The single biggest causal factor the author has seen with inadequate factors of safety is that not every     building, bridge, balcony, ladder, safety gear, or product are designed by true engineers.  An engineer by   definition is a licensed professional engineer, which requires a minimum of a Bachelor of Science from an   accredited school, years of experience, and passing two examinations which test for competency.  Many   people who tout the title of “engineer” have no formal education in engineering principles, much less the  necessary experience and knowledge to become a professional engineer.  While these individuals can have vast experience and knowledge, the lack of formal education can result in defective designs due to lack of awareness of concepts such as factor of safety. 

When true engineers fail to incorporate an adequate factor of safety it is often due to mistakes in quantifying loads that will be acting on a product or structure, or failing to account for factors that either increase the load or decrease the strength including dynamic loading, corrosion, fatigue, or other factors found on the first page of this Clues.  There is always the potential for succumbing to pressure from clients for cost savings or weight savings that can result in engineers pushing the limits of safe design resulting in using a lower factor of safety that will not always be adequate. 

How We Can Help
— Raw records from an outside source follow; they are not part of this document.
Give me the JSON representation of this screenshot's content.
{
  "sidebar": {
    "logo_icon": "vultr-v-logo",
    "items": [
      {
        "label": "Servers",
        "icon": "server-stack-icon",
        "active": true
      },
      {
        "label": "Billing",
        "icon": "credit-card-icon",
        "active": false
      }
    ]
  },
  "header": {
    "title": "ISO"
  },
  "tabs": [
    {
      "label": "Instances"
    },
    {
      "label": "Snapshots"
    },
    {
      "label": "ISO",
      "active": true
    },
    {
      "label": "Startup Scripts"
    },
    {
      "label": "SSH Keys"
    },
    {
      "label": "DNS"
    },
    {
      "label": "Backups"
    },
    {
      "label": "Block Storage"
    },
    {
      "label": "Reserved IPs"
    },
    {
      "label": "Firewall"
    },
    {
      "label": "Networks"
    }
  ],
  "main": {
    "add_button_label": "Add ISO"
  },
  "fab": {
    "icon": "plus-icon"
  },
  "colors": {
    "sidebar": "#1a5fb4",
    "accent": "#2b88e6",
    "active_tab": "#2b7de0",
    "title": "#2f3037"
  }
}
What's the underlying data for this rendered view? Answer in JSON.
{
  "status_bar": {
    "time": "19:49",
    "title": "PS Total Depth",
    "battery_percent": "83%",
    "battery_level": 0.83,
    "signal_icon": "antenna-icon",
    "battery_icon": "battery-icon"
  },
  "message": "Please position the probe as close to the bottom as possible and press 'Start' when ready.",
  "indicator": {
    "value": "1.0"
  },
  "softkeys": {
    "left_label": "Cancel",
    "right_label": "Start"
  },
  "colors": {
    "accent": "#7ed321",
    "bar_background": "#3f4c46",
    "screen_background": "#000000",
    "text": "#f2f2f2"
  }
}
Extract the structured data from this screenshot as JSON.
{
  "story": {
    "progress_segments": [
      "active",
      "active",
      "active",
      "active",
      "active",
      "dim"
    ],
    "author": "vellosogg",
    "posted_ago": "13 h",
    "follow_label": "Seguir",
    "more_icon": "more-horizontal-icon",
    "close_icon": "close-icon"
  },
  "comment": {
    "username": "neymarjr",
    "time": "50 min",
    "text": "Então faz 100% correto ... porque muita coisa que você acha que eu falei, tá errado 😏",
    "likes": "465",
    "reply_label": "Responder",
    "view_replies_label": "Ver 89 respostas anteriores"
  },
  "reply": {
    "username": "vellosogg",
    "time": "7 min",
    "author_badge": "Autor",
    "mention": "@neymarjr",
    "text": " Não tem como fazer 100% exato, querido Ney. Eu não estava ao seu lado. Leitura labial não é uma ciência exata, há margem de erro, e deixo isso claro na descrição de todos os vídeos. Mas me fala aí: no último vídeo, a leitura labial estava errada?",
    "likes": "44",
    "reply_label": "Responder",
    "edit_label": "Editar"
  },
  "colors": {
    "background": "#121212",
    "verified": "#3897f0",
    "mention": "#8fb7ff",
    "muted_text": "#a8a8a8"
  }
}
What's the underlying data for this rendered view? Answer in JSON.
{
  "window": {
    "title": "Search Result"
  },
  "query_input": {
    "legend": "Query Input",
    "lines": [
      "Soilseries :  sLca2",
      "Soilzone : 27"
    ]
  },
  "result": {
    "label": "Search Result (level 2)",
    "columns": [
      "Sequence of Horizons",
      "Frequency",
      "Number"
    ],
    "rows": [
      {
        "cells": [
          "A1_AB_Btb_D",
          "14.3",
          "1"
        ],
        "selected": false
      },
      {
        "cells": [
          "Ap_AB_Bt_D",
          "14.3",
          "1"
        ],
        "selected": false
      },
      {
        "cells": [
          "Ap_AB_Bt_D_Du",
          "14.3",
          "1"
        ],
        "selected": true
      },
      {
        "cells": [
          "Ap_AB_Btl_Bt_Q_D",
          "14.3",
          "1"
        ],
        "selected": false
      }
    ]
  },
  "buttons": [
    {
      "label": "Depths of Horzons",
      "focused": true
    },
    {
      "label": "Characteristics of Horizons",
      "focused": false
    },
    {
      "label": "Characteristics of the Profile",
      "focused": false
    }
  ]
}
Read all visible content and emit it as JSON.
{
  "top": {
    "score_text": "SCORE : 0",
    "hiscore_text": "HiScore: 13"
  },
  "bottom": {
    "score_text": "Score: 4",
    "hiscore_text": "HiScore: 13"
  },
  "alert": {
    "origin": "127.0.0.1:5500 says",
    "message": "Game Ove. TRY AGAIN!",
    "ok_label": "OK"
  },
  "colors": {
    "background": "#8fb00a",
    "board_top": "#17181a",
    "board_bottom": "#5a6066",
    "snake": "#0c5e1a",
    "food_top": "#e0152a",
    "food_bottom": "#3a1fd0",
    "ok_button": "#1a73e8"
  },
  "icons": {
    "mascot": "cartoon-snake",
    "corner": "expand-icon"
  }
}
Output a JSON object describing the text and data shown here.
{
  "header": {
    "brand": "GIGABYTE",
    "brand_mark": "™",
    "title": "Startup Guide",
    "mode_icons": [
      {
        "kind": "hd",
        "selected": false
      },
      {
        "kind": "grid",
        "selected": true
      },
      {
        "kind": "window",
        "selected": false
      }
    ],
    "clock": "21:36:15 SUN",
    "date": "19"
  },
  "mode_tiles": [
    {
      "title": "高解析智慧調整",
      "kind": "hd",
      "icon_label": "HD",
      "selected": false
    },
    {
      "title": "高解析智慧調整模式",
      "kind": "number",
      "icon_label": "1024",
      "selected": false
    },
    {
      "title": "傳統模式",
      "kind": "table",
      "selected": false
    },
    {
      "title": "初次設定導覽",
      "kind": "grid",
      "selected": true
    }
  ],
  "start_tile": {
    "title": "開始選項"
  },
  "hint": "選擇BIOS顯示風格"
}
At MASE, we can determine if an accident involves an inadequate factor of safety, or other design, manufacturing, or material defect.  We offer full service mechanical engineering expert witness services.   Call us at (855) 627-6273 / email info@mase.pro  


Contact MASE today at (855) 627-6273